In Turandot it’s “nessun dorma”, a piece associated with Luciano Pavarotti, and maybe a little bit with Aretha Franklin.
Perhaps they’re discussing it in the afterlife, …somewhere …. Up there?
Excuse me I can’t help thinking that way, because of the other opera and its big number.
The “Song to the moon” from Dvořák’s Rusalka is heard in recitals and on the radio, while the full opera, not so much. If you know the aria you may already know why I put that funny headline on this little meditation.
Suppose I play you a famous tune by Harold Arlen, that is closely associated with Judy Garland and the film The Wizard of Oz.
That opening phrase of the song, an octave leap upwards, seems to capture a wistful hope for a new life in a new place.
Arlen might have heard something like this before. Did he know Rusalka? I have no idea. But listen to the “Song to the moon” and judge for yourself.
And fortunately the soprano in this little clip happens to be the same one we’re hearing in Toronto namely Sondra Radvanovsky.
Which one do you like better? (i like both)
Today I went to the library to get a copy of the score.
I was cautioned as I took that particular score out.

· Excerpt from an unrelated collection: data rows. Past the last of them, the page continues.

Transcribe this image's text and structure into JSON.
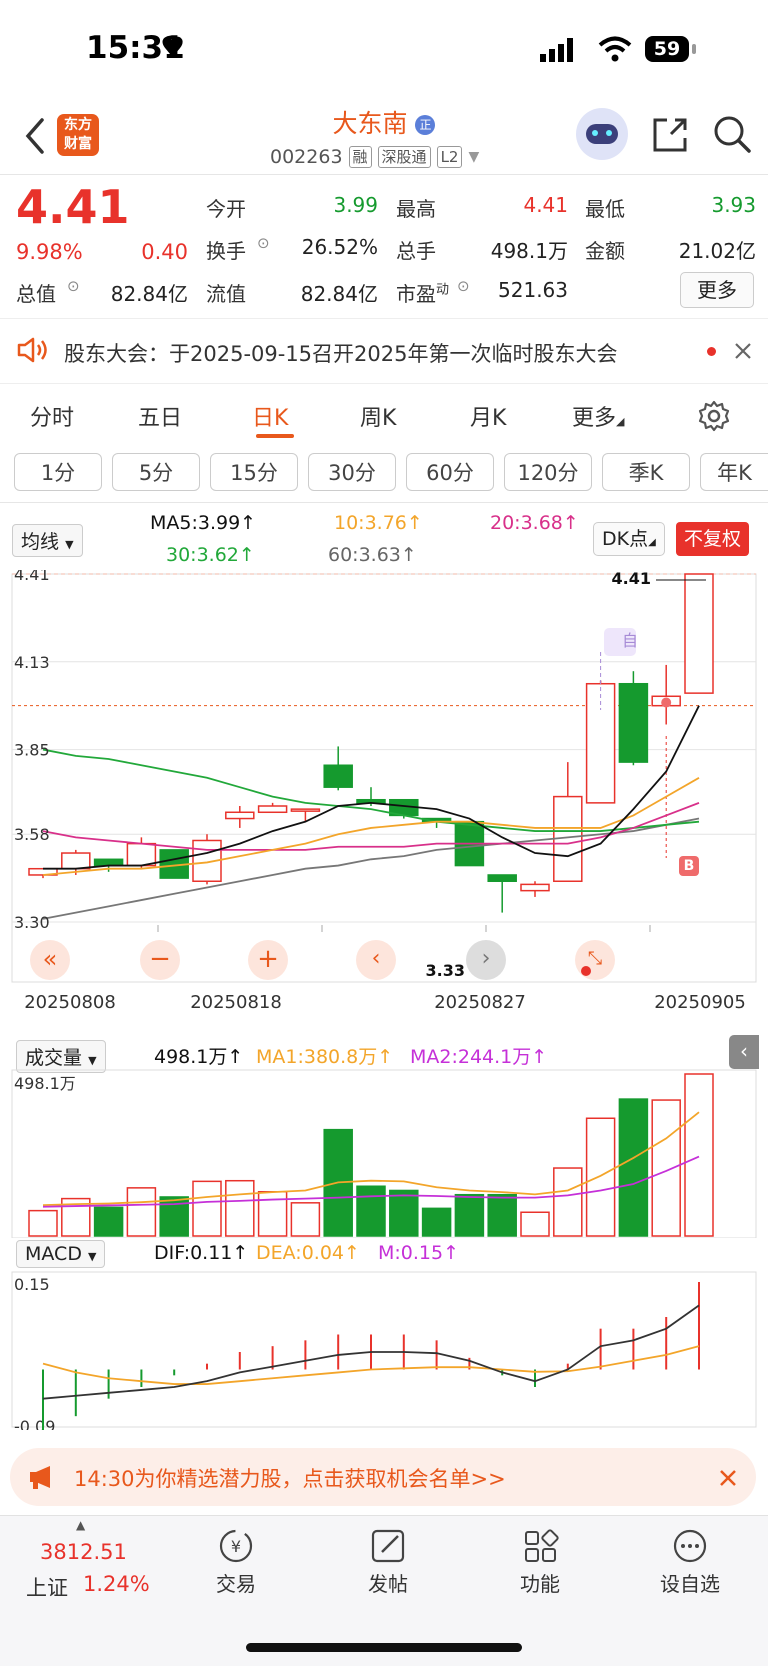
{
  "status": {
    "time": "15:31",
    "battery": "59"
  },
  "header": {
    "logo_line1": "东方",
    "logo_line2": "财富",
    "stock_name": "大东南",
    "name_badge": "正",
    "stock_code": "002263",
    "tags": [
      "融",
      "深股通",
      "L2"
    ]
  },
  "quote": {
    "price": "4.41",
    "change_pct": "9.98%",
    "change": "0.40",
    "open_label": "今开",
    "open": "3.99",
    "high_label": "最高",
    "high": "4.41",
    "low_label": "最低",
    "low": "3.93",
    "turnover_label": "换手",
    "turnover": "26.52%",
    "volume_label": "总手",
    "volume": "498.1万",
    "amount_label": "金额",
    "amount": "21.02亿",
    "mktcap_label": "总值",
    "mktcap": "82.84亿",
    "float_label": "流值",
    "float_cap": "82.84亿",
    "pe_label": "市盈",
    "pe_sup": "动",
    "pe": "521.63",
    "more": "更多"
  },
  "notice": {
    "text": "股东大会：于2025-09-15召开2025年第一次临时股东大会"
  },
  "period_tabs": [
    "分时",
    "五日",
    "日K",
    "周K",
    "月K",
    "更多"
  ],
  "active_period": "日K",
  "interval_buttons": [
    "1分",
    "5分",
    "15分",
    "30分",
    "60分",
    "120分",
    "季K",
    "年K"
  ],
  "ma": {
    "selector": "均线",
    "ma5": "MA5:3.99↑",
    "ma10": "10:3.76↑",
    "ma20": "20:3.68↑",
    "ma30": "30:3.62↑",
    "ma60": "60:3.63↑",
    "dk": "DK点",
    "fq": "不复权"
  },
  "kline": {
    "y_labels": [
      "4.41",
      "4.13",
      "3.85",
      "3.58",
      "3.30"
    ],
    "x_labels": [
      "20250808",
      "20250818",
      "20250827",
      "20250905"
    ],
    "high_marker": "4.41",
    "low_marker": "3.33",
    "zi": "自",
    "b_marker": "B"
  },
  "volume": {
    "selector": "成交量",
    "value": "498.1万↑",
    "ma1": "MA1:380.8万↑",
    "ma2": "MA2:244.1万↑",
    "y_max": "498.1万"
  },
  "macd": {
    "selector": "MACD",
    "dif": "DIF:0.11↑",
    "dea": "DEA:0.04↑",
    "m": "M:0.15↑",
    "y_max": "0.15",
    "y_min": "-0.09"
  },
  "promo": {
    "text": "14:30为你精选潜力股，点击获取机会名单>>"
  },
  "bottom_nav": {
    "index_value": "3812.51",
    "index_name": "上证",
    "index_change": "1.24%",
    "items": [
      "交易",
      "发帖",
      "功能",
      "设自选"
    ]
  },
  "colors": {
    "up": "#e8322b",
    "down": "#159a2e",
    "accent": "#e8581c",
    "ma5": "#111111",
    "ma10": "#f3a52a",
    "ma20": "#d8308a",
    "ma30": "#22a83a",
    "ma60": "#777777"
  },
  "chart_data": {
    "type": "candlestick",
    "dates": [
      "20250808",
      "",
      "",
      "",
      "",
      "20250818",
      "",
      "",
      "",
      "",
      "",
      "",
      "",
      "20250827",
      "",
      "",
      "",
      "",
      "",
      "20250905"
    ],
    "ohlc": [
      [
        3.45,
        3.47,
        3.44,
        3.47
      ],
      [
        3.47,
        3.53,
        3.45,
        3.52
      ],
      [
        3.5,
        3.5,
        3.46,
        3.48
      ],
      [
        3.48,
        3.57,
        3.47,
        3.55
      ],
      [
        3.53,
        3.53,
        3.44,
        3.44
      ],
      [
        3.43,
        3.58,
        3.42,
        3.56
      ],
      [
        3.63,
        3.67,
        3.6,
        3.65
      ],
      [
        3.65,
        3.68,
        3.65,
        3.67
      ],
      [
        3.66,
        3.66,
        3.62,
        3.66
      ],
      [
        3.8,
        3.86,
        3.72,
        3.73
      ],
      [
        3.69,
        3.73,
        3.67,
        3.68
      ],
      [
        3.69,
        3.69,
        3.63,
        3.64
      ],
      [
        3.63,
        3.63,
        3.6,
        3.62
      ],
      [
        3.62,
        3.62,
        3.48,
        3.48
      ],
      [
        3.45,
        3.45,
        3.33,
        3.43
      ],
      [
        3.4,
        3.43,
        3.38,
        3.42
      ],
      [
        3.43,
        3.81,
        3.43,
        3.7
      ],
      [
        3.68,
        4.07,
        3.68,
        4.06
      ],
      [
        4.06,
        4.1,
        3.8,
        3.81
      ],
      [
        3.99,
        4.12,
        3.93,
        4.02
      ],
      [
        4.03,
        4.41,
        4.03,
        4.41
      ]
    ],
    "ma5": [
      3.47,
      3.47,
      3.48,
      3.48,
      3.5,
      3.52,
      3.55,
      3.59,
      3.62,
      3.67,
      3.68,
      3.67,
      3.66,
      3.63,
      3.57,
      3.52,
      3.51,
      3.55,
      3.66,
      3.78,
      3.99
    ],
    "ma10": [
      3.45,
      3.46,
      3.47,
      3.47,
      3.48,
      3.49,
      3.51,
      3.53,
      3.55,
      3.58,
      3.6,
      3.61,
      3.62,
      3.62,
      3.61,
      3.6,
      3.6,
      3.6,
      3.64,
      3.7,
      3.76
    ],
    "ma20": [
      3.59,
      3.57,
      3.56,
      3.55,
      3.54,
      3.53,
      3.53,
      3.53,
      3.53,
      3.54,
      3.54,
      3.54,
      3.55,
      3.55,
      3.55,
      3.55,
      3.55,
      3.57,
      3.6,
      3.64,
      3.68
    ],
    "ma30": [
      3.85,
      3.83,
      3.82,
      3.8,
      3.78,
      3.76,
      3.73,
      3.7,
      3.68,
      3.67,
      3.66,
      3.64,
      3.62,
      3.61,
      3.6,
      3.59,
      3.59,
      3.59,
      3.6,
      3.61,
      3.62
    ],
    "ma60": [
      3.31,
      3.33,
      3.35,
      3.37,
      3.39,
      3.41,
      3.43,
      3.45,
      3.47,
      3.48,
      3.5,
      3.51,
      3.53,
      3.54,
      3.55,
      3.56,
      3.57,
      3.58,
      3.59,
      3.61,
      3.63
    ],
    "volume": [
      78,
      115,
      88,
      148,
      120,
      168,
      170,
      136,
      102,
      327,
      153,
      140,
      85,
      127,
      127,
      73,
      209,
      362,
      421,
      418,
      498.1
    ],
    "vol_ma1": [
      95,
      98,
      100,
      104,
      110,
      120,
      128,
      135,
      140,
      165,
      170,
      168,
      150,
      140,
      135,
      128,
      140,
      185,
      240,
      300,
      380.8
    ],
    "vol_ma2": [
      90,
      92,
      94,
      96,
      98,
      105,
      108,
      112,
      115,
      118,
      122,
      125,
      123,
      120,
      118,
      118,
      125,
      140,
      160,
      200,
      244.1
    ],
    "dif": [
      -0.05,
      -0.045,
      -0.04,
      -0.035,
      -0.03,
      -0.02,
      -0.005,
      0.005,
      0.015,
      0.025,
      0.03,
      0.03,
      0.028,
      0.015,
      -0.005,
      -0.02,
      0.0,
      0.04,
      0.05,
      0.07,
      0.11
    ],
    "dea": [
      0.01,
      -0.005,
      -0.015,
      -0.02,
      -0.025,
      -0.025,
      -0.02,
      -0.015,
      -0.01,
      -0.005,
      0.0,
      0.002,
      0.004,
      0.004,
      0.0,
      -0.004,
      -0.003,
      0.005,
      0.015,
      0.025,
      0.04
    ],
    "macd_m": [
      -0.12,
      -0.08,
      -0.05,
      -0.03,
      -0.01,
      0.01,
      0.03,
      0.04,
      0.05,
      0.06,
      0.06,
      0.06,
      0.05,
      0.02,
      -0.01,
      -0.03,
      0.01,
      0.07,
      0.07,
      0.09,
      0.15
    ]
  }
}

There are 3 in the collection:
- one all in Slavic languages,
- one stiffly new meaning that the pages don’t stay open,
- and another older one that I took…. )

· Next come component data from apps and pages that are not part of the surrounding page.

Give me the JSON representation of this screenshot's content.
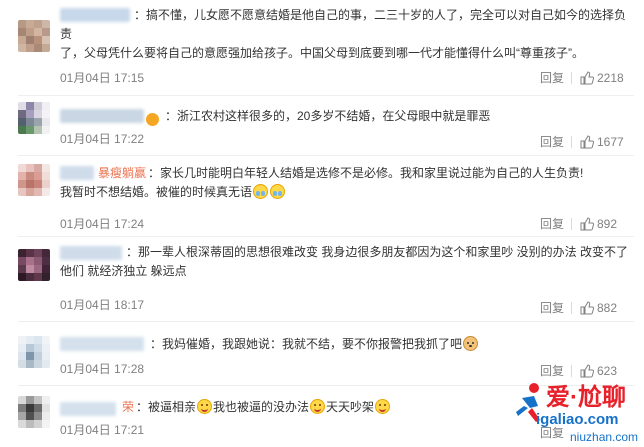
{
  "comments": [
    {
      "body_l1": "：搞不懂，儿女愿不愿意结婚是他自己的事，二三十岁的人了，完全可以对自己如今的选择负责",
      "body_l2": "了，父母凭什么要将自己的意愿强加给孩子。中国父母到底要到哪一代才能懂得什么叫“尊重孩子”。",
      "time": "01月04日 17:15",
      "reply": "回复",
      "likes": "2218"
    },
    {
      "body_l1": "：浙江农村这样很多的，20多岁不结婚，在父母眼中就是罪恶",
      "time": "01月04日 17:22",
      "reply": "回复",
      "likes": "1677"
    },
    {
      "username": "暴瘦躺赢",
      "body_l1": "：家长几时能明白年轻人结婚是选修不是必修。我和家里说过能为自己的人生负责!",
      "body_l2": "我暂时不想结婚。被催的时候真无语",
      "time": "01月04日 17:24",
      "reply": "回复",
      "likes": "892"
    },
    {
      "body_l1": "：那一辈人根深蒂固的思想很难改变 我身边很多朋友都因为这个和家里吵 没别的办法 改变不了",
      "body_l2": "他们 就经济独立 躲远点",
      "time": "01月04日 18:17",
      "reply": "回复",
      "likes": "882"
    },
    {
      "body_l1": "：我妈催婚，我跟她说：我就不结，要不你报警把我抓了吧",
      "time": "01月04日 17:28",
      "reply": "回复",
      "likes": "623"
    },
    {
      "username": "荣",
      "body_l1": "：被逼相亲",
      "body_mid": "我也被逼的没办法",
      "body_end": "天天吵架",
      "time": "01月04日 17:21",
      "reply": "回复"
    }
  ],
  "icons": {
    "verified": "verified-badge-icon",
    "like": "thumbs-up-icon",
    "emoji_cry": "crying-face-emoji-icon",
    "emoji_smile": "smiling-face-emoji-icon",
    "emoji_doge": "doge-emoji-icon"
  },
  "watermark": {
    "title": "爱·尬聊",
    "url": "igaliao.com",
    "site": "niuzhan.com"
  },
  "colors": {
    "username": "#eb7350",
    "text": "#333333",
    "meta": "#808080",
    "watermark_red": "#e8202a",
    "watermark_blue": "#1672c9"
  }
}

I was cautioned! A page was missing.
You only get one guess as to which page it is. Yes, the first page of the aria.
See how the score jumps from page 44 to 47? 45 & 46 are missing in action.

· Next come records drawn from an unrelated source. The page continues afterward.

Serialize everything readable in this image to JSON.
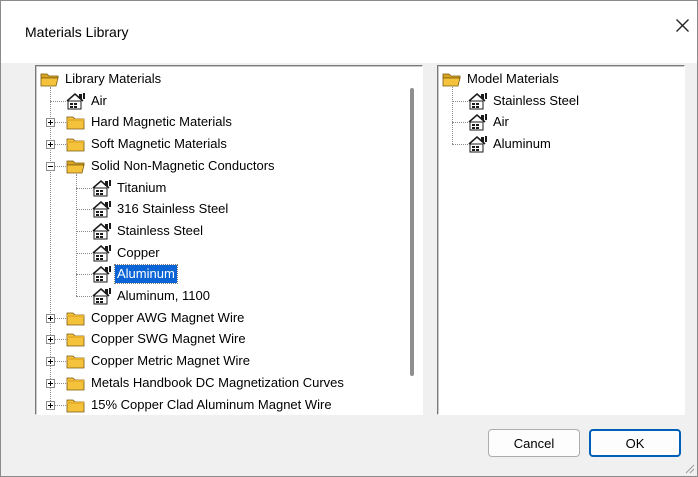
{
  "window": {
    "title": "Materials Library"
  },
  "library": {
    "root_label": "Library Materials",
    "items": [
      {
        "label": "Air",
        "type": "material",
        "level": 1
      },
      {
        "label": "Hard Magnetic Materials",
        "type": "folder",
        "level": 1,
        "expander": "plus"
      },
      {
        "label": "Soft Magnetic Materials",
        "type": "folder",
        "level": 1,
        "expander": "plus"
      },
      {
        "label": "Solid Non-Magnetic Conductors",
        "type": "folder",
        "level": 1,
        "expander": "minus",
        "open": true
      },
      {
        "label": "Titanium",
        "type": "material",
        "level": 2
      },
      {
        "label": "316 Stainless Steel",
        "type": "material",
        "level": 2
      },
      {
        "label": "Stainless Steel",
        "type": "material",
        "level": 2
      },
      {
        "label": "Copper",
        "type": "material",
        "level": 2
      },
      {
        "label": "Aluminum",
        "type": "material",
        "level": 2,
        "selected": true
      },
      {
        "label": "Aluminum, 1100",
        "type": "material",
        "level": 2
      },
      {
        "label": "Copper AWG Magnet Wire",
        "type": "folder",
        "level": 1,
        "expander": "plus"
      },
      {
        "label": "Copper SWG Magnet Wire",
        "type": "folder",
        "level": 1,
        "expander": "plus"
      },
      {
        "label": "Copper Metric Magnet Wire",
        "type": "folder",
        "level": 1,
        "expander": "plus"
      },
      {
        "label": "Metals Handbook DC Magnetization Curves",
        "type": "folder",
        "level": 1,
        "expander": "plus"
      },
      {
        "label": "15% Copper Clad Aluminum Magnet Wire",
        "type": "folder",
        "level": 1,
        "expander": "plus"
      }
    ]
  },
  "model": {
    "root_label": "Model Materials",
    "items": [
      {
        "label": "Stainless Steel",
        "type": "material",
        "level": 1
      },
      {
        "label": "Air",
        "type": "material",
        "level": 1
      },
      {
        "label": "Aluminum",
        "type": "material",
        "level": 1
      }
    ]
  },
  "buttons": {
    "cancel_label": "Cancel",
    "ok_label": "OK"
  },
  "colors": {
    "selection": "#0a64d6",
    "folder": "#f5c33b",
    "ok_border": "#005fb8"
  }
}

Did someone rip it out? …a water-sprite unable to follow civilized rules in a library? Talk about getting into character..!
I was thinking about singing it. Yes I know, I’m a guy. But it sits in the same keys as two tenor pieces with which it might have some superficial resemblances
(…NOT like Arlen’s tune by the way!),
1) “O Paradiso”– Meyerbeer
2) “O terra addio” (which is a duet not an aria…)–Verdi
In both cases I think the composer was trying for something gentle rather than imposingly difficult for the singer. The high notes for these (meaning the Verdi & the Meyerbeer) don’t have to be big and loud, although haha that doesn’t stop singers from turning the bel canto into can belto. But in fairness none of these operas are bel canto, they’re all grand operas.
I’ll be seeing Rusalka Saturday night, including Sondra. The librarian said the production is wonderful having seen the dress rehearsal yesterday.
Since digging into Rusalka recently, I have been asking this same question. On the 3rth measure (or counted in a 2, the 6th) Dvorak moves to the haunting 6 major. Arlen resolves temporarily to the 1.
Either way, the emotional movement has such close affinity, longing, pleading. Whether Arlen had ever heard Rusalka it that time is debatable. It took decades for it to cross the ocean. Perhaps genius works in mysterious ways.
Nicely said (“Perhaps genius works in mysterious ways”). I wouldn’t dream of judging an artist for borrowing something from the music they hear inside their head. Somewhere inside my head is that line from the first scene of Falstaff, where Sir John comments on great artistry & stealing. I don’t think George Harrison was a lousy artist.
Thanks for the comments!